Extracted data entries
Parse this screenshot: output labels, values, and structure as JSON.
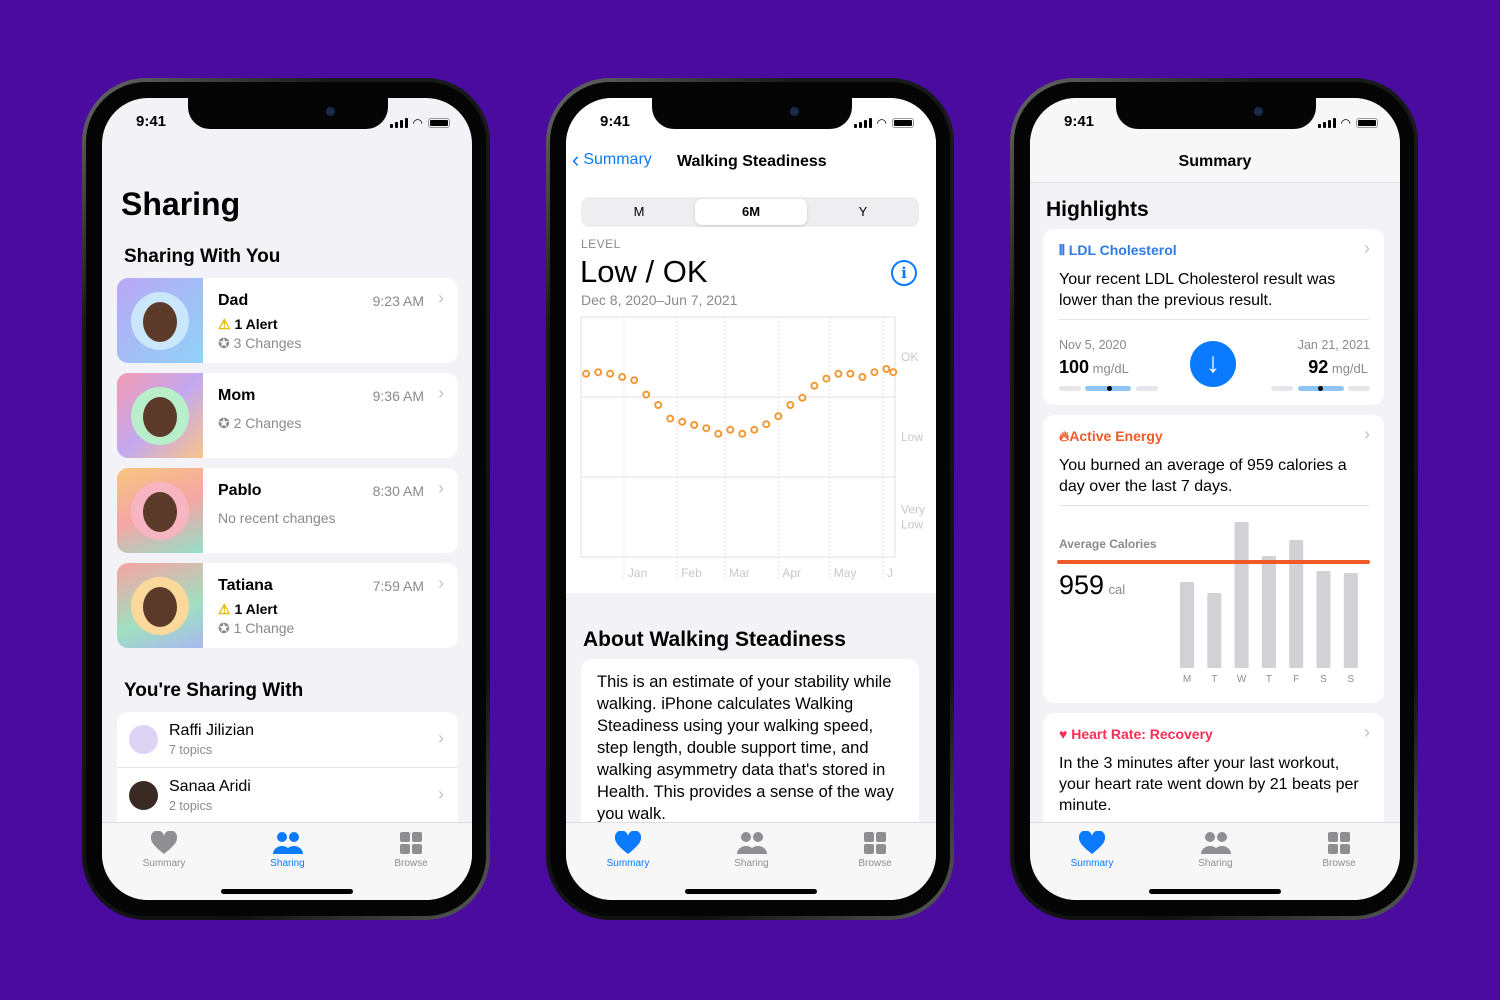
{
  "status": {
    "time": "9:41"
  },
  "colors": {
    "background": "#4a0b9e",
    "accent": "#0a7aff",
    "orange": "#f09a37",
    "energy": "#f05a28",
    "heart": "#ff2d55",
    "alert": "#ffd60a"
  },
  "tabs": [
    {
      "label": "Summary",
      "icon": "heart-icon"
    },
    {
      "label": "Sharing",
      "icon": "people-icon"
    },
    {
      "label": "Browse",
      "icon": "grid-icon"
    }
  ],
  "sharing": {
    "title": "Sharing",
    "with_you_header": "Sharing With You",
    "people": [
      {
        "name": "Dad",
        "time": "9:23 AM",
        "alert": "1 Alert",
        "changes": "3 Changes"
      },
      {
        "name": "Mom",
        "time": "9:36 AM",
        "alert": null,
        "changes": "2 Changes"
      },
      {
        "name": "Pablo",
        "time": "8:30 AM",
        "alert": null,
        "changes": "No recent changes"
      },
      {
        "name": "Tatiana",
        "time": "7:59 AM",
        "alert": "1 Alert",
        "changes": "1 Change"
      }
    ],
    "sharing_with_header": "You're Sharing With",
    "contacts": [
      {
        "name": "Raffi Jilizian",
        "topics": "7 topics"
      },
      {
        "name": "Sanaa Aridi",
        "topics": "2 topics"
      }
    ],
    "active_tab": "Sharing"
  },
  "steadiness": {
    "back_label": "Summary",
    "title": "Walking Steadiness",
    "segments": [
      "M",
      "6M",
      "Y"
    ],
    "selected_segment": "6M",
    "level_label": "LEVEL",
    "level_value": "Low / OK",
    "date_range": "Dec 8, 2020–Jun 7, 2021",
    "about_title": "About Walking Steadiness",
    "about_text": "This is an estimate of your stability while walking. iPhone calculates Walking Steadiness using your walking speed, step length, double support time, and walking asymmetry data that's stored in Health. This provides a sense of the way you walk.",
    "active_tab": "Summary"
  },
  "chart_data": [
    {
      "type": "scatter",
      "title": "",
      "xlabel": "",
      "ylabel": "",
      "x_tick_labels": [
        "Jan",
        "Feb",
        "Mar",
        "Apr",
        "May",
        "J"
      ],
      "y_bands": [
        "Very Low",
        "Low",
        "OK"
      ],
      "ylim": [
        0,
        3
      ],
      "grid": true,
      "x": [
        "2020-12-10",
        "2020-12-17",
        "2020-12-24",
        "2020-12-31",
        "2021-01-07",
        "2021-01-14",
        "2021-01-21",
        "2021-01-28",
        "2021-02-04",
        "2021-02-11",
        "2021-02-18",
        "2021-02-25",
        "2021-03-04",
        "2021-03-11",
        "2021-03-18",
        "2021-03-25",
        "2021-04-01",
        "2021-04-08",
        "2021-04-15",
        "2021-04-22",
        "2021-04-29",
        "2021-05-06",
        "2021-05-13",
        "2021-05-20",
        "2021-05-27",
        "2021-06-03",
        "2021-06-07"
      ],
      "values": [
        2.29,
        2.31,
        2.29,
        2.25,
        2.21,
        2.03,
        1.9,
        1.73,
        1.69,
        1.65,
        1.61,
        1.54,
        1.59,
        1.54,
        1.59,
        1.66,
        1.76,
        1.9,
        1.99,
        2.14,
        2.23,
        2.29,
        2.29,
        2.25,
        2.31,
        2.35,
        2.31
      ],
      "color": "#f09a37"
    },
    {
      "type": "bar",
      "title": "Average Calories",
      "categories": [
        "M",
        "T",
        "W",
        "T",
        "F",
        "S",
        "S"
      ],
      "values": [
        778,
        679,
        1321,
        1013,
        1158,
        878,
        860
      ],
      "average": 959,
      "average_unit": "cal",
      "ylabel": "",
      "xlabel": ""
    }
  ],
  "summary": {
    "header": "Summary",
    "highlights_title": "Highlights",
    "ldl": {
      "title": "LDL Cholesterol",
      "text": "Your recent LDL Cholesterol result was lower than the previous result.",
      "prev": {
        "date": "Nov 5, 2020",
        "value": "100",
        "unit": "mg/dL"
      },
      "curr": {
        "date": "Jan 21, 2021",
        "value": "92",
        "unit": "mg/dL"
      }
    },
    "energy": {
      "title": "Active Energy",
      "text": "You burned an average of 959 calories a day over the last 7 days.",
      "avg_label": "Average Calories",
      "avg_value": "959",
      "avg_unit": "cal"
    },
    "heart": {
      "title": "Heart Rate: Recovery",
      "text": "In the 3 minutes after your last workout, your heart rate went down by 21 beats per minute."
    },
    "active_tab": "Summary"
  }
}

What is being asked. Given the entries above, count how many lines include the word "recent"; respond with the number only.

Answer for this exercise. 2